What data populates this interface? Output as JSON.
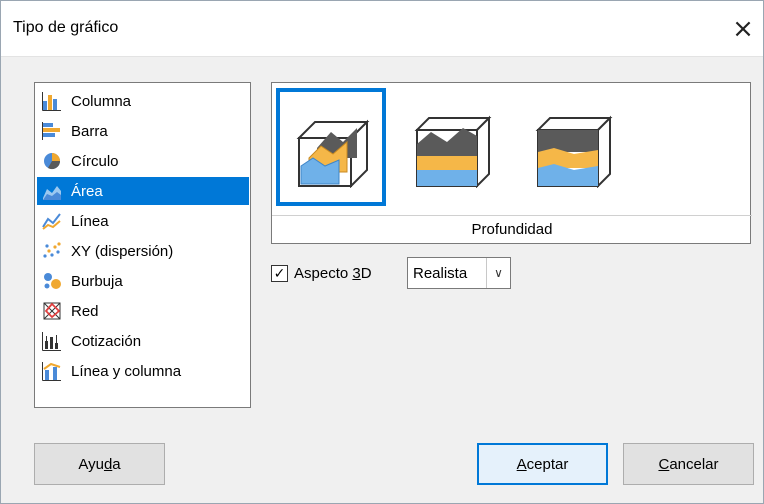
{
  "dialog": {
    "title": "Tipo de gráfico",
    "close_glyph": "×"
  },
  "chart_types": [
    {
      "label": "Columna",
      "icon": "column-chart-icon"
    },
    {
      "label": "Barra",
      "icon": "bar-chart-icon"
    },
    {
      "label": "Círculo",
      "icon": "pie-chart-icon"
    },
    {
      "label": "Área",
      "icon": "area-chart-icon",
      "selected": true
    },
    {
      "label": "Línea",
      "icon": "line-chart-icon"
    },
    {
      "label": "XY (dispersión)",
      "icon": "scatter-chart-icon"
    },
    {
      "label": "Burbuja",
      "icon": "bubble-chart-icon"
    },
    {
      "label": "Red",
      "icon": "net-chart-icon"
    },
    {
      "label": "Cotización",
      "icon": "stock-chart-icon"
    },
    {
      "label": "Línea y columna",
      "icon": "column-line-chart-icon"
    }
  ],
  "variants": {
    "caption": "Profundidad",
    "items": [
      {
        "icon": "area-3d-deep-icon",
        "selected": true
      },
      {
        "icon": "area-3d-stacked-icon",
        "selected": false
      },
      {
        "icon": "area-3d-percent-stacked-icon",
        "selected": false
      }
    ]
  },
  "aspect3d": {
    "checked": true,
    "check_glyph": "✓",
    "label_pre": "Aspecto ",
    "label_accel": "3",
    "label_post": "D",
    "scheme_value": "Realista",
    "arrow_glyph": "∨"
  },
  "buttons": {
    "help_pre": "Ayu",
    "help_accel": "d",
    "help_post": "a",
    "ok_accel": "A",
    "ok_post": "ceptar",
    "cancel_accel": "C",
    "cancel_post": "ancelar"
  },
  "colors": {
    "selection": "#0078d7",
    "area_blue": "#6fb1e9",
    "area_orange": "#f5b748",
    "area_gray": "#5a5a5a"
  }
}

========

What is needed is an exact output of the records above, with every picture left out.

### [OUTPUT OF THE EXERCISE]
What data populates this interface? Output as JSON.
{
  "dialog": {
    "title": "Tipo de gráfico",
    "close_glyph": "×"
  },
  "chart_types": [
    {
      "label": "Columna",
      "icon": "column-chart-icon"
    },
    {
      "label": "Barra",
      "icon": "bar-chart-icon"
    },
    {
      "label": "Círculo",
      "icon": "pie-chart-icon"
    },
    {
      "label": "Área",
      "icon": "area-chart-icon",
      "selected": true
    },
    {
      "label": "Línea",
      "icon": "line-chart-icon"
    },
    {
      "label": "XY (dispersión)",
      "icon": "scatter-chart-icon"
    },
    {
      "label": "Burbuja",
      "icon": "bubble-chart-icon"
    },
    {
      "label": "Red",
      "icon": "net-chart-icon"
    },
    {
      "label": "Cotización",
      "icon": "stock-chart-icon"
    },
    {
      "label": "Línea y columna",
      "icon": "column-line-chart-icon"
    }
  ],
  "variants": {
    "caption": "Profundidad",
    "items": [
      {
        "icon": "area-3d-deep-icon",
        "selected": true
      },
      {
        "icon": "area-3d-stacked-icon",
        "selected": false
      },
      {
        "icon": "area-3d-percent-stacked-icon",
        "selected": false
      }
    ]
  },
  "aspect3d": {
    "checked": true,
    "check_glyph": "✓",
    "label_pre": "Aspecto ",
    "label_accel": "3",
    "label_post": "D",
    "scheme_value": "Realista",
    "arrow_glyph": "∨"
  },
  "buttons": {
    "help_pre": "Ayu",
    "help_accel": "d",
    "help_post": "a",
    "ok_accel": "A",
    "ok_post": "ceptar",
    "cancel_accel": "C",
    "cancel_post": "ancelar"
  },
  "colors": {
    "selection": "#0078d7",
    "area_blue": "#6fb1e9",
    "area_orange": "#f5b748",
    "area_gray": "#5a5a5a"
  }
}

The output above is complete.